“I don’t know how to retire,” she said with a laugh. “That’s my new job, to learn how to retire. But I’m up for it. I’m up for that challenge.” For now, she plans to complete a book her father started writing, to publish a book of her own poetry, and to spend time with her family.
That’s not to say B’Racz be absent from downtown Asheville, though. She will continue to be a part of Malaprop’s and Downtown Books & News, and will remain as founder and minority co-owner of Renaissance Bookfarm Inc. She said she “will always be there for Gretchen and the bookstores.”
Horn said one of the most important skills B’Racz taught her was not to fear change. “We can change with change or we can weather it. And both are okay.” Certainly, B’Racz and Horn have both navigated the business through seismic changes in the industry. Their success, B’Racz said, is the result of a commitment to customer service.
Part of that service includes selling books at community and school events, donating hundreds of books each year, and a new Malaprop’s pop-up bookshop in Hendersonville.
Opening February 23, the pop-up shop will be located at 125 S. Main St. within The Center for Art & Inspiration. Customers will be able to browse a curated selection of new books and will have access to the inventory at the Asheville store. Customers will be able to place orders that can be picked up in Hendersonville. Book clubs, author events, and literary festivals are all in the works for the new location, too.
Keep bookstores local
Horn has no plans to change the business. “I want people to have books, I want people to be happy when they come into the store, and I want to serve the community. As long as those needs are met, then I can be proud.”
The transition comes at a time when locals have expressed concern over unwelcome changes to Asheville’s character. Mountain Xpress’ 2018 Best of WNC identified “Big Box/Chain Stores & Restaurants” as “the biggest threat to Asheville’s uniqueness.” Readers voted “Supporting Local Businesses” as the biggest opportunity for Asheville’s uniqueness.
Horn said she hopes the business can help keep Asheville creative. “Asheville is a special place that calls out to artists, writers, and creative people.
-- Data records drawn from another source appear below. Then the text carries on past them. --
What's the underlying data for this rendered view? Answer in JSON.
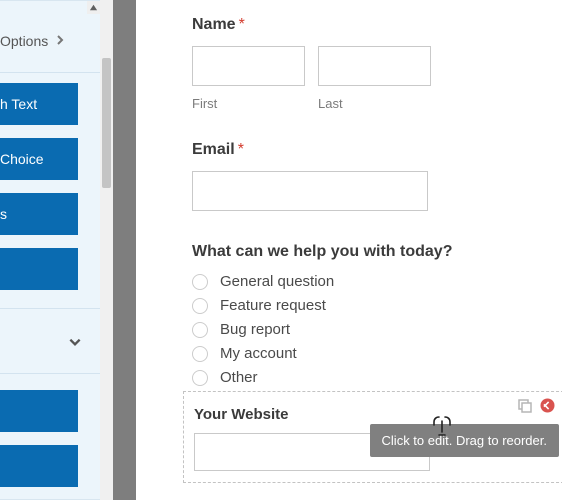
{
  "sidebar": {
    "options_label": "Options",
    "buttons": {
      "b1": "h Text",
      "b2": "Choice",
      "b3": "s",
      "b4": "",
      "b5": ""
    }
  },
  "form": {
    "name": {
      "label": "Name",
      "first_sub": "First",
      "last_sub": "Last"
    },
    "email": {
      "label": "Email"
    },
    "help": {
      "label": "What can we help you with today?",
      "options": {
        "o1": "General question",
        "o2": "Feature request",
        "o3": "Bug report",
        "o4": "My account",
        "o5": "Other"
      }
    },
    "website": {
      "label": "Your Website"
    }
  },
  "tooltip": "Click to edit. Drag to reorder."
}
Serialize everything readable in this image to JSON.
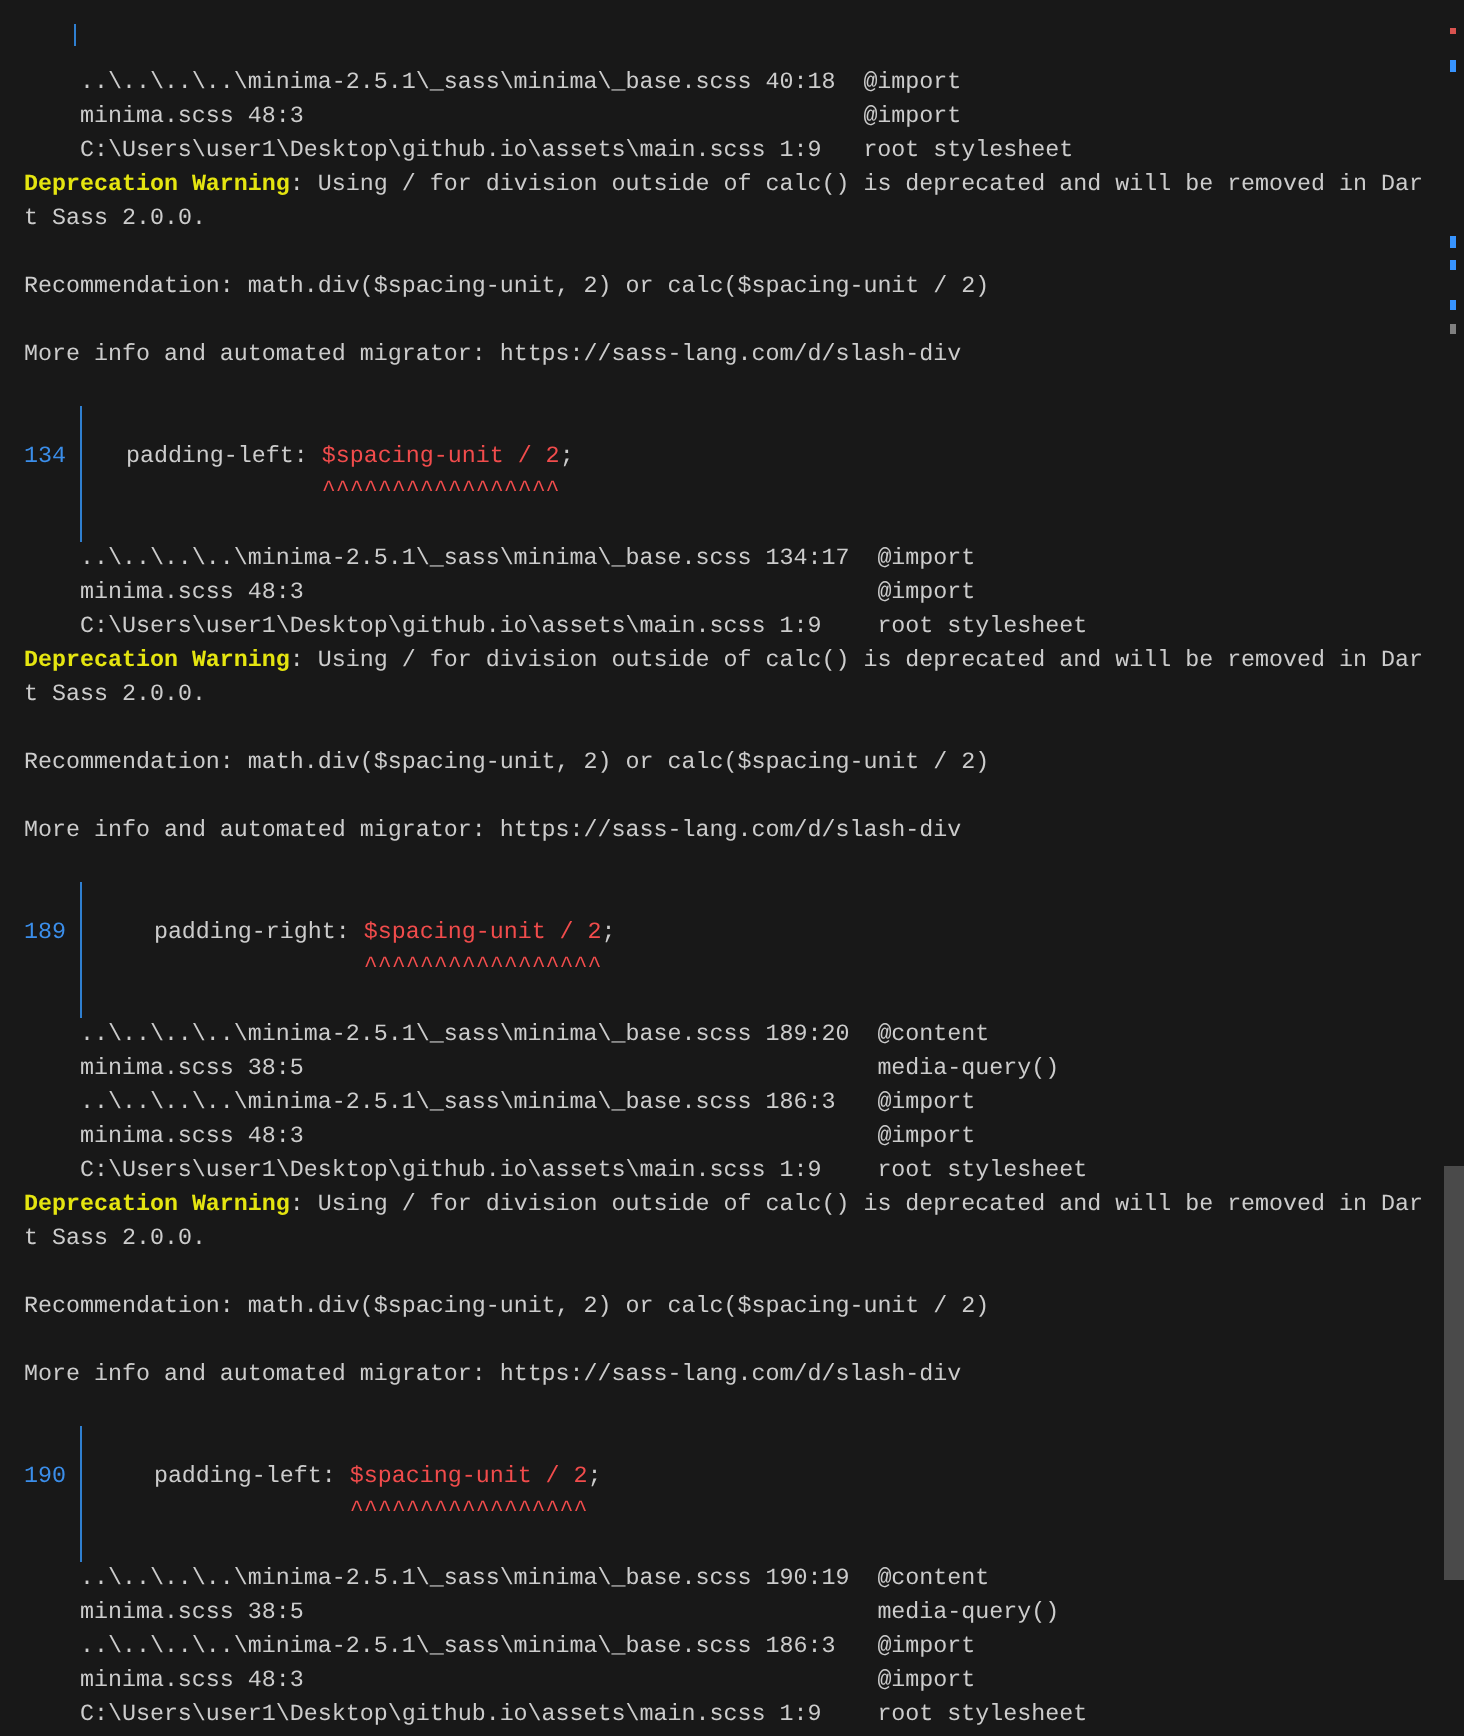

I know Malaprop’s can be part of revitalizing that creativity, just as it helped downtown Asheville get off its feet 37 years go.”